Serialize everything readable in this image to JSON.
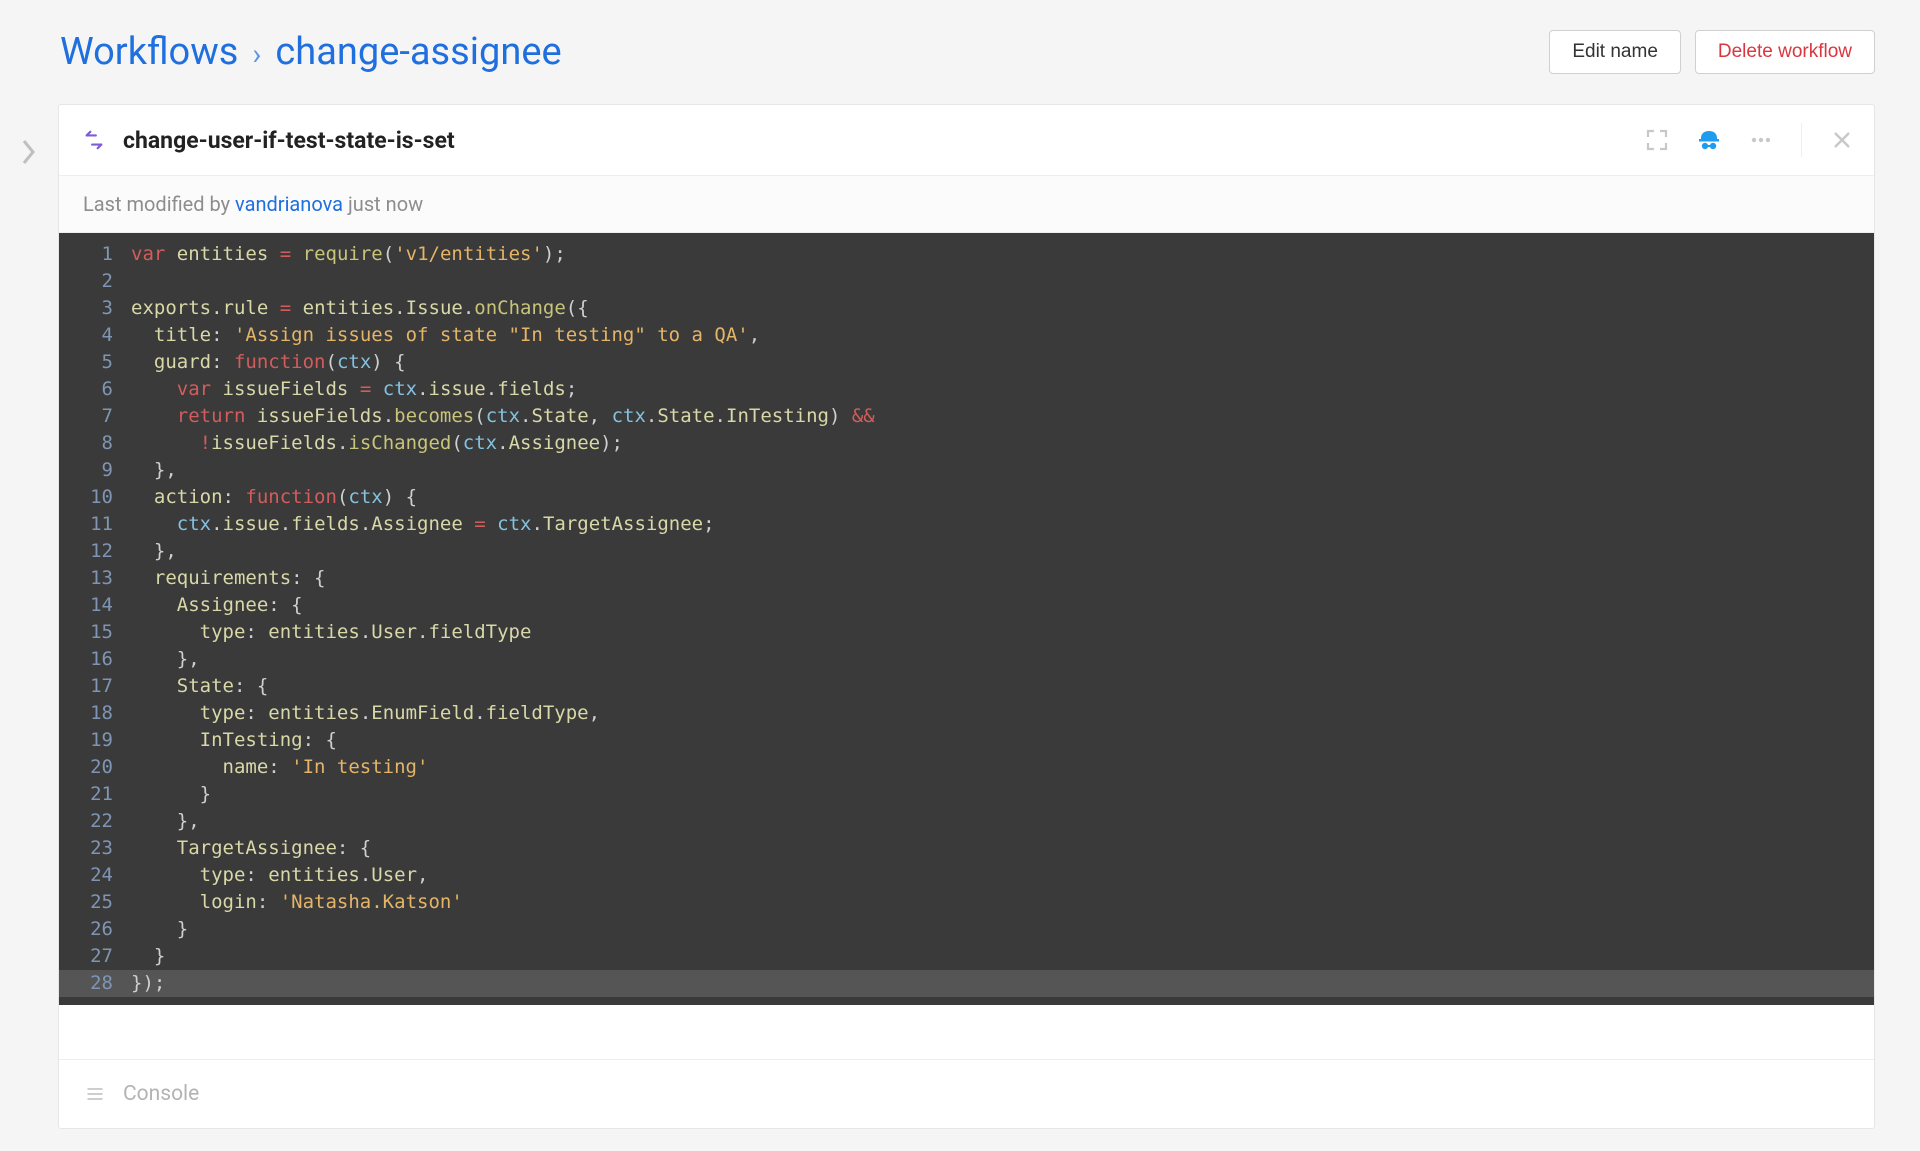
{
  "breadcrumb": {
    "root": "Workflows",
    "separator": "›",
    "current": "change-assignee"
  },
  "header_actions": {
    "edit_name": "Edit name",
    "delete_workflow": "Delete workflow"
  },
  "panel": {
    "rule_title": "change-user-if-test-state-is-set",
    "modified_prefix": "Last modified by ",
    "modified_user": "vandrianova",
    "modified_suffix": " just now",
    "console_label": "Console"
  },
  "tool_icons": {
    "expand": "fullscreen-icon",
    "incognito": "incognito-icon",
    "more": "more-icon",
    "close": "close-icon"
  },
  "code": {
    "lines": [
      {
        "n": 1,
        "segs": [
          [
            "kw",
            "var"
          ],
          [
            "plain",
            " "
          ],
          [
            "ident",
            "entities"
          ],
          [
            "plain",
            " "
          ],
          [
            "op",
            "="
          ],
          [
            "plain",
            " "
          ],
          [
            "fn",
            "require"
          ],
          [
            "punc",
            "("
          ],
          [
            "str",
            "'v1/entities'"
          ],
          [
            "punc",
            ");"
          ]
        ]
      },
      {
        "n": 2,
        "segs": []
      },
      {
        "n": 3,
        "segs": [
          [
            "ident",
            "exports"
          ],
          [
            "punc",
            "."
          ],
          [
            "ident",
            "rule"
          ],
          [
            "plain",
            " "
          ],
          [
            "op",
            "="
          ],
          [
            "plain",
            " "
          ],
          [
            "ident",
            "entities"
          ],
          [
            "punc",
            "."
          ],
          [
            "ident",
            "Issue"
          ],
          [
            "punc",
            "."
          ],
          [
            "fn",
            "onChange"
          ],
          [
            "punc",
            "({"
          ]
        ]
      },
      {
        "n": 4,
        "segs": [
          [
            "plain",
            "  "
          ],
          [
            "ident",
            "title"
          ],
          [
            "punc",
            ": "
          ],
          [
            "str",
            "'Assign issues of state \"In testing\" to a QA'"
          ],
          [
            "punc",
            ","
          ]
        ]
      },
      {
        "n": 5,
        "segs": [
          [
            "plain",
            "  "
          ],
          [
            "ident",
            "guard"
          ],
          [
            "punc",
            ": "
          ],
          [
            "kw",
            "function"
          ],
          [
            "punc",
            "("
          ],
          [
            "param",
            "ctx"
          ],
          [
            "punc",
            ") {"
          ]
        ]
      },
      {
        "n": 6,
        "segs": [
          [
            "plain",
            "    "
          ],
          [
            "kw",
            "var"
          ],
          [
            "plain",
            " "
          ],
          [
            "ident",
            "issueFields"
          ],
          [
            "plain",
            " "
          ],
          [
            "op",
            "="
          ],
          [
            "plain",
            " "
          ],
          [
            "param",
            "ctx"
          ],
          [
            "punc",
            "."
          ],
          [
            "ident",
            "issue"
          ],
          [
            "punc",
            "."
          ],
          [
            "ident",
            "fields"
          ],
          [
            "punc",
            ";"
          ]
        ]
      },
      {
        "n": 7,
        "segs": [
          [
            "plain",
            "    "
          ],
          [
            "kw",
            "return"
          ],
          [
            "plain",
            " "
          ],
          [
            "ident",
            "issueFields"
          ],
          [
            "punc",
            "."
          ],
          [
            "fn",
            "becomes"
          ],
          [
            "punc",
            "("
          ],
          [
            "param",
            "ctx"
          ],
          [
            "punc",
            "."
          ],
          [
            "ident",
            "State"
          ],
          [
            "punc",
            ", "
          ],
          [
            "param",
            "ctx"
          ],
          [
            "punc",
            "."
          ],
          [
            "ident",
            "State"
          ],
          [
            "punc",
            "."
          ],
          [
            "ident",
            "InTesting"
          ],
          [
            "punc",
            ") "
          ],
          [
            "op",
            "&&"
          ]
        ]
      },
      {
        "n": 8,
        "segs": [
          [
            "plain",
            "      "
          ],
          [
            "op",
            "!"
          ],
          [
            "ident",
            "issueFields"
          ],
          [
            "punc",
            "."
          ],
          [
            "fn",
            "isChanged"
          ],
          [
            "punc",
            "("
          ],
          [
            "param",
            "ctx"
          ],
          [
            "punc",
            "."
          ],
          [
            "ident",
            "Assignee"
          ],
          [
            "punc",
            ");"
          ]
        ]
      },
      {
        "n": 9,
        "segs": [
          [
            "plain",
            "  "
          ],
          [
            "punc",
            "},"
          ]
        ]
      },
      {
        "n": 10,
        "segs": [
          [
            "plain",
            "  "
          ],
          [
            "ident",
            "action"
          ],
          [
            "punc",
            ": "
          ],
          [
            "kw",
            "function"
          ],
          [
            "punc",
            "("
          ],
          [
            "param",
            "ctx"
          ],
          [
            "punc",
            ") {"
          ]
        ]
      },
      {
        "n": 11,
        "segs": [
          [
            "plain",
            "    "
          ],
          [
            "param",
            "ctx"
          ],
          [
            "punc",
            "."
          ],
          [
            "ident",
            "issue"
          ],
          [
            "punc",
            "."
          ],
          [
            "ident",
            "fields"
          ],
          [
            "punc",
            "."
          ],
          [
            "ident",
            "Assignee"
          ],
          [
            "plain",
            " "
          ],
          [
            "op",
            "="
          ],
          [
            "plain",
            " "
          ],
          [
            "param",
            "ctx"
          ],
          [
            "punc",
            "."
          ],
          [
            "ident",
            "TargetAssignee"
          ],
          [
            "punc",
            ";"
          ]
        ]
      },
      {
        "n": 12,
        "segs": [
          [
            "plain",
            "  "
          ],
          [
            "punc",
            "},"
          ]
        ]
      },
      {
        "n": 13,
        "segs": [
          [
            "plain",
            "  "
          ],
          [
            "ident",
            "requirements"
          ],
          [
            "punc",
            ": {"
          ]
        ]
      },
      {
        "n": 14,
        "segs": [
          [
            "plain",
            "    "
          ],
          [
            "ident",
            "Assignee"
          ],
          [
            "punc",
            ": {"
          ]
        ]
      },
      {
        "n": 15,
        "segs": [
          [
            "plain",
            "      "
          ],
          [
            "ident",
            "type"
          ],
          [
            "punc",
            ": "
          ],
          [
            "ident",
            "entities"
          ],
          [
            "punc",
            "."
          ],
          [
            "ident",
            "User"
          ],
          [
            "punc",
            "."
          ],
          [
            "ident",
            "fieldType"
          ]
        ]
      },
      {
        "n": 16,
        "segs": [
          [
            "plain",
            "    "
          ],
          [
            "punc",
            "},"
          ]
        ]
      },
      {
        "n": 17,
        "segs": [
          [
            "plain",
            "    "
          ],
          [
            "ident",
            "State"
          ],
          [
            "punc",
            ": {"
          ]
        ]
      },
      {
        "n": 18,
        "segs": [
          [
            "plain",
            "      "
          ],
          [
            "ident",
            "type"
          ],
          [
            "punc",
            ": "
          ],
          [
            "ident",
            "entities"
          ],
          [
            "punc",
            "."
          ],
          [
            "ident",
            "EnumField"
          ],
          [
            "punc",
            "."
          ],
          [
            "ident",
            "fieldType"
          ],
          [
            "punc",
            ","
          ]
        ]
      },
      {
        "n": 19,
        "segs": [
          [
            "plain",
            "      "
          ],
          [
            "ident",
            "InTesting"
          ],
          [
            "punc",
            ": {"
          ]
        ]
      },
      {
        "n": 20,
        "segs": [
          [
            "plain",
            "        "
          ],
          [
            "ident",
            "name"
          ],
          [
            "punc",
            ": "
          ],
          [
            "str",
            "'In testing'"
          ]
        ]
      },
      {
        "n": 21,
        "segs": [
          [
            "plain",
            "      "
          ],
          [
            "punc",
            "}"
          ]
        ]
      },
      {
        "n": 22,
        "segs": [
          [
            "plain",
            "    "
          ],
          [
            "punc",
            "},"
          ]
        ]
      },
      {
        "n": 23,
        "segs": [
          [
            "plain",
            "    "
          ],
          [
            "ident",
            "TargetAssignee"
          ],
          [
            "punc",
            ": {"
          ]
        ]
      },
      {
        "n": 24,
        "segs": [
          [
            "plain",
            "      "
          ],
          [
            "ident",
            "type"
          ],
          [
            "punc",
            ": "
          ],
          [
            "ident",
            "entities"
          ],
          [
            "punc",
            "."
          ],
          [
            "ident",
            "User"
          ],
          [
            "punc",
            ","
          ]
        ]
      },
      {
        "n": 25,
        "segs": [
          [
            "plain",
            "      "
          ],
          [
            "ident",
            "login"
          ],
          [
            "punc",
            ": "
          ],
          [
            "str",
            "'Natasha.Katson'"
          ]
        ]
      },
      {
        "n": 26,
        "segs": [
          [
            "plain",
            "    "
          ],
          [
            "punc",
            "}"
          ]
        ]
      },
      {
        "n": 27,
        "segs": [
          [
            "plain",
            "  "
          ],
          [
            "punc",
            "}"
          ]
        ]
      },
      {
        "n": 28,
        "segs": [
          [
            "punc",
            "});"
          ]
        ],
        "highlight": true
      }
    ]
  }
}
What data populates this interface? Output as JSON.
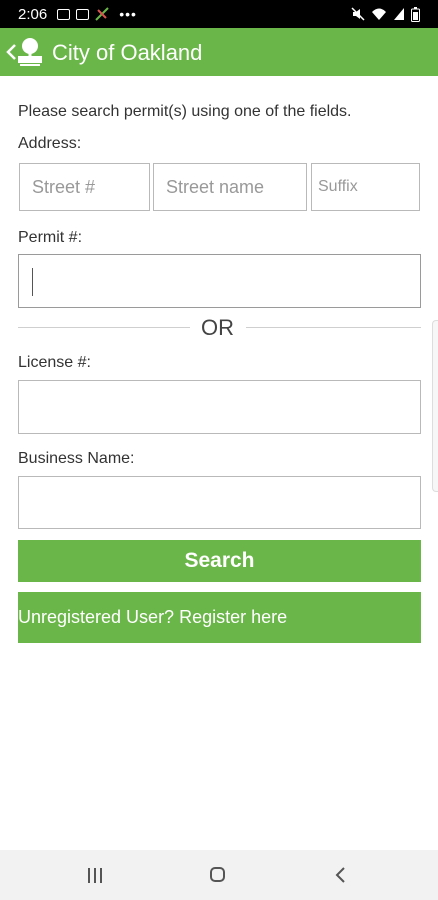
{
  "status_bar": {
    "time": "2:06",
    "overflow": "•••",
    "left_icons": [
      "image-icon",
      "message-icon",
      "no-signal-icon"
    ],
    "right_icons": [
      "mute-icon",
      "wifi-icon",
      "signal-icon",
      "battery-icon"
    ]
  },
  "app_bar": {
    "title": "City of Oakland",
    "back_icon": "chevron-left-icon",
    "logo_icon": "oakland-building-logo-icon",
    "accent_color": "#6ab648"
  },
  "form": {
    "instructions": "Please search permit(s) using one of the fields.",
    "address_label": "Address:",
    "street_number_placeholder": "Street #",
    "street_name_placeholder": "Street name",
    "suffix_placeholder": "Suffix",
    "permit_label": "Permit #:",
    "permit_value": "",
    "or_divider": "OR",
    "license_label": "License #:",
    "license_value": "",
    "business_label": "Business Name:",
    "business_value": ""
  },
  "buttons": {
    "search_label": "Search",
    "register_label": "Unregistered User? Register here"
  },
  "nav_bar": {
    "icons": [
      "recents-icon",
      "home-icon",
      "back-icon"
    ]
  }
}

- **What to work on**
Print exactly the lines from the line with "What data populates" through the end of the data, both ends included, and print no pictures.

- **Response**
What data populates this interface? Output as JSON.
{
  "status_bar": {
    "time": "2:06",
    "overflow": "•••",
    "left_icons": [
      "image-icon",
      "message-icon",
      "no-signal-icon"
    ],
    "right_icons": [
      "mute-icon",
      "wifi-icon",
      "signal-icon",
      "battery-icon"
    ]
  },
  "app_bar": {
    "title": "City of Oakland",
    "back_icon": "chevron-left-icon",
    "logo_icon": "oakland-building-logo-icon",
    "accent_color": "#6ab648"
  },
  "form": {
    "instructions": "Please search permit(s) using one of the fields.",
    "address_label": "Address:",
    "street_number_placeholder": "Street #",
    "street_name_placeholder": "Street name",
    "suffix_placeholder": "Suffix",
    "permit_label": "Permit #:",
    "permit_value": "",
    "or_divider": "OR",
    "license_label": "License #:",
    "license_value": "",
    "business_label": "Business Name:",
    "business_value": ""
  },
  "buttons": {
    "search_label": "Search",
    "register_label": "Unregistered User? Register here"
  },
  "nav_bar": {
    "icons": [
      "recents-icon",
      "home-icon",
      "back-icon"
    ]
  }
}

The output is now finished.